ELLSWORTH — The stretch of wet weather this summer may have put a damper on a few vacation plans, but it has boosted the prospects for the state’s wild blueberry crop.
Crews throughout the midcoast and Down East Maine are harvesting “like gangbusters,” according to David Yarborough, wild blueberry specialist with the University of Maine Cooperative Extension, and early reports indicate this year’s crop could be higher than initially predicted.
The U.S. Department of Agriculture annual wild blueberry forecast pegged the crop at 75 million pounds, about 2 million pounds below last year’s harvest, but still well above the five-year average of 67.7 million pounds. Yarborough noted, however, those estimates came from growers based on the conditions in fields earlier in the summer when there was little rain. That early drought hindered crop potential and limited the growth of the berries.
Rain during the last half of July and early in August helped to increase berry size and the recent dip in temperatures has helped to keep the berries on the plants longer and to keep them firm, Yarborough said. That helps to maintain the quality.
“We’re in good shape,” he said. “We’re looking at a fairly good crop.”
Yarborough quoted a grower from Union who had just finished his harvest, who said he had averaged about 4,000 pounds of berries per acre.
“If everybody did that we’d be at 120 million pounds,” he said. “Our record is 110 million. Who knows if that will hold.”

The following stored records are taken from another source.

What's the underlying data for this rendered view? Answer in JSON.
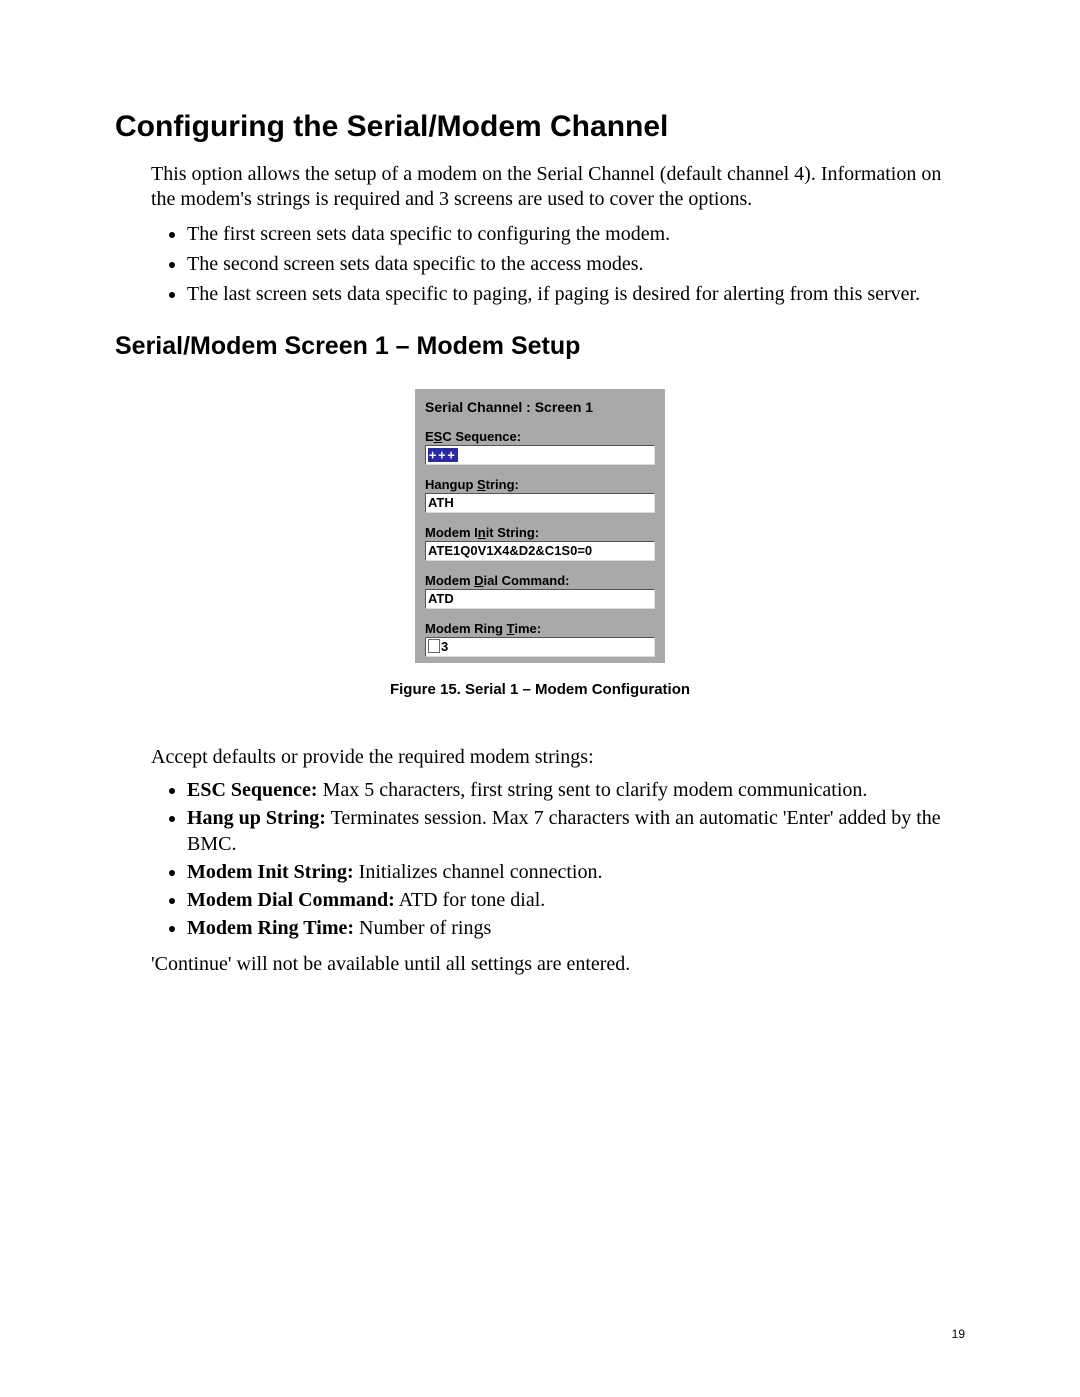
{
  "heading": "Configuring the Serial/Modem Channel",
  "intro": "This option allows the setup of a modem on the Serial Channel (default channel 4).  Information on the modem's strings is required and 3 screens are used to cover the options.",
  "intro_bullets": [
    "The first screen sets data specific to configuring the modem.",
    "The second screen sets data specific to the access modes.",
    "The last screen sets data specific to paging, if paging is desired for alerting from this server."
  ],
  "subheading": "Serial/Modem Screen 1 – Modem Setup",
  "dialog": {
    "title": "Serial Channel : Screen 1",
    "fields": {
      "esc": {
        "label_pre": "E",
        "label_u": "S",
        "label_post": "C Sequence:",
        "value": "+++"
      },
      "hangup": {
        "label_pre": "Hangup ",
        "label_u": "S",
        "label_post": "tring:",
        "value": "ATH"
      },
      "init": {
        "label_pre": "Modem I",
        "label_u": "n",
        "label_post": "it String:",
        "value": "ATE1Q0V1X4&D2&C1S0=0"
      },
      "dial": {
        "label_pre": "Modem ",
        "label_u": "D",
        "label_post": "ial Command:",
        "value": "ATD"
      },
      "ring": {
        "label_pre": "Modem Ring ",
        "label_u": "T",
        "label_post": "ime:",
        "value": "3"
      }
    }
  },
  "caption": "Figure 15.  Serial 1 – Modem Configuration",
  "accept_line": "Accept defaults or provide the required modem strings:",
  "definitions": [
    {
      "term": "ESC Sequence:",
      "desc": "  Max 5 characters, first string sent to clarify modem communication."
    },
    {
      "term": "Hang up String:",
      "desc": "  Terminates session. Max 7 characters with an automatic 'Enter' added by the BMC."
    },
    {
      "term": "Modem Init String:",
      "desc": "  Initializes channel connection."
    },
    {
      "term": "Modem Dial Command:",
      "desc": "  ATD for tone dial."
    },
    {
      "term": "Modem Ring Time:",
      "desc": " Number of rings"
    }
  ],
  "continue_line": "'Continue' will not be available until all settings are entered.",
  "page_number": "19"
}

Last year, Maine produced a total of 77,250,000 pounds of wild blueberries with a total value of about $83 million. The price paid to growers was a record $1.07 per pound.
A bumper crop could drive prices for the berries lower, and there are indications even before the harvest is completed that the price paid to growers may be on the decline from that record level.
The sale price for frozen berries out of Canada is down from where it was last year, according to the Food Industry Report, a New Jersey-based publication that tracks commodity prices nationwide. Those prices include both wild and cultivated berries, according to Rob Kraly, a food industry reporter with the publication.
A strong crop also could flood the market with berries and drive down the price for growers. Kraly noted that recent reports indicate there are upwards of 50 million pounds of blueberries — wild and cultivated combined — frozen in storage.
“There’s a decent amount already in cold storage,” he said. “It looks like prices could be a little lower than last year.”
Pressure from South America and from other fruits also might affect prices, according to Yarborough.
Production of blueberries has increased in South America in recent years, much of it being sold to the North American fresh market during the winter months.
“The trend has been toward increased production there,” he said. “What they don’t sell fresh, they put in the freezer.”
Although producers have worked to increase the consumer market for wild blueberries, most of the crop harvested in Maine is frozen and sold mainly to customers who use them as ingredients in other products, particularly baked goods.
Kraly said increases in production costs, including transportation, may force potential buyers to look for less expensive alternatives for their products, which could lessen the demand for blueberries.
Right now, the demand for Maine’s berries is high and indications are that it will remain high, Yarborough said.
Though there has been no industry talk about prices at this point, he agreed that prices are likely to dip below record levels, but doubted they would drop to the 50-cent-per-pound levels seen earlier this decade. And, he said, a bumper crop could make it easier for growers to deal with a dip in prices.
“You make a little less [per pound], but if you’ve doubled your yield, or increased by 50 percent, you make up for it on volume,” he said.